The climate culture wars initially focused on the question about whether climate change existed, and then on who should make the sacrifices to reduce carbon emissions. Australia relied heavily on exports of coal, gas, iron ore and other minerals to countries like China, Japan and India, earning significant income for the nation. Yet as years of drought and unprecedented hot temperatures continued resulting in the devastating Black Summer fires of 2019 - 2020, the mood for change shifted. By the end of the decade, many people - from farmers to firefighters, energy companies to school children - acknowledged the need to transition the economy away from fossil fuels. School children led large nationwide protests, Strike4Climate, in 2018 and 2019.
In 2017 following a growing community campaign, the Marriage Law postal survey asked voters if they were for or against the law being changed to allow same sex couples to marry. It was voluntary for eligible Australians to respond to the postal survey with 79.5% choosing to participate in the survey. Legislation then passed the national parliament stating that the right to marry was no longer determined by sex or gender.
First Nations people continued to seek recognition of land rights and sovereignty. From 2015 to 2017 a Referendum Council appointed by the then Prime Minister and Opposition Leader travelled the country to meet with 1,200 First Nations peoples. Then a Constitutional Convention was held in Uluru, with delegates drafting the Uluru Statement from the Heart. It was an invitation to walk on a journey of healing, calling for a First Nations voice to parliament on policy which impacts Indigenous people, and a Makarrata Commission to supervise a process of agreement-making between governments and First Nations people, and truth-telling about the past.
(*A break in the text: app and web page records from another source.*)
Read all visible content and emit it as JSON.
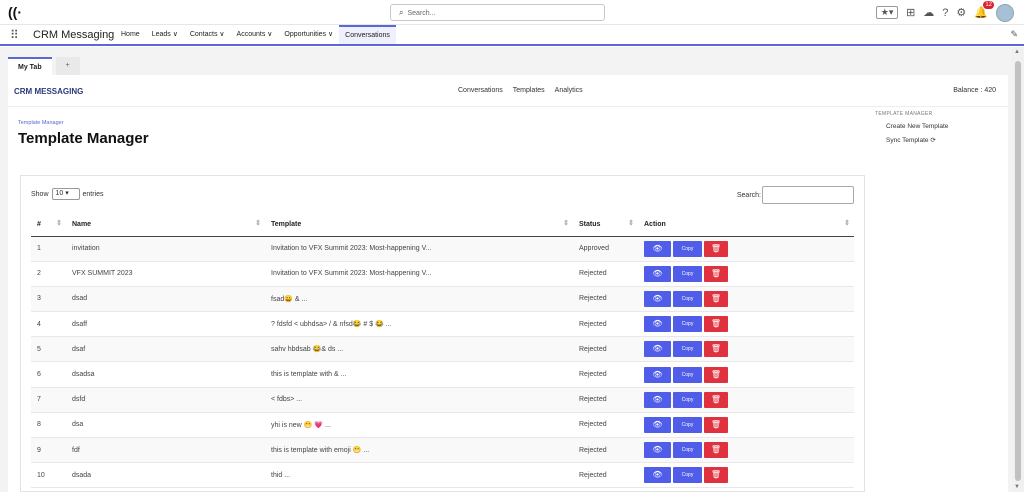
{
  "search": {
    "placeholder": "Search..."
  },
  "header": {
    "notification_count": "12"
  },
  "nav": {
    "app_name": "CRM Messaging",
    "items": [
      {
        "label": "Home"
      },
      {
        "label": "Leads",
        "chevron": "∨"
      },
      {
        "label": "Contacts",
        "chevron": "∨"
      },
      {
        "label": "Accounts",
        "chevron": "∨"
      },
      {
        "label": "Opportunities",
        "chevron": "∨"
      },
      {
        "label": "Conversations",
        "active": true
      }
    ]
  },
  "tabs": {
    "my_tab": "My Tab",
    "add": "+"
  },
  "app": {
    "title": "CRM MESSAGING",
    "center_nav": [
      "Conversations",
      "Templates",
      "Analytics"
    ],
    "balance": "Balance : 420"
  },
  "page": {
    "breadcrumb": "Template Manager",
    "title": "Template Manager"
  },
  "side_panel": {
    "heading": "TEMPLATE MANAGER",
    "create": "Create New Template",
    "sync": "Sync Template"
  },
  "table": {
    "show_label": "Show",
    "entries_value": "10",
    "entries_label": "entries",
    "search_label": "Search:",
    "columns": {
      "num": "#",
      "name": "Name",
      "template": "Template",
      "status": "Status",
      "action": "Action"
    },
    "copy_label": "Copy",
    "rows": [
      {
        "num": "1",
        "name": "invitation",
        "template": "Invitation to VFX Summit 2023: Most-happening V...",
        "status": "Approved"
      },
      {
        "num": "2",
        "name": "VFX SUMMIT 2023",
        "template": "Invitation to VFX Summit 2023: Most-happening V...",
        "status": "Rejected"
      },
      {
        "num": "3",
        "name": "dsad",
        "template": "fsad😀 & ...",
        "status": "Rejected"
      },
      {
        "num": "4",
        "name": "dsaff",
        "template": "? fdsfd < ubhdsa> / & nfsd😂 # $ 😂 ...",
        "status": "Rejected"
      },
      {
        "num": "5",
        "name": "dsaf",
        "template": "sahv hbdsab 😂& ds ...",
        "status": "Rejected"
      },
      {
        "num": "6",
        "name": "dsadsa",
        "template": "this is template with & ...",
        "status": "Rejected"
      },
      {
        "num": "7",
        "name": "dsfd",
        "template": "< fdbs> ...",
        "status": "Rejected"
      },
      {
        "num": "8",
        "name": "dsa",
        "template": "yhi is new 😁 💗 ...",
        "status": "Rejected"
      },
      {
        "num": "9",
        "name": "fdf",
        "template": "this is template with emoji 😁 ...",
        "status": "Rejected"
      },
      {
        "num": "10",
        "name": "dsada",
        "template": "thid ...",
        "status": "Rejected"
      }
    ]
  },
  "colors": {
    "accent": "#5a67d8",
    "button_blue": "#4f5de8",
    "button_red": "#e0313f"
  }
}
As the decade closed, plans were as yet unrealised to take a proposal for recognition in the constitution to referendum.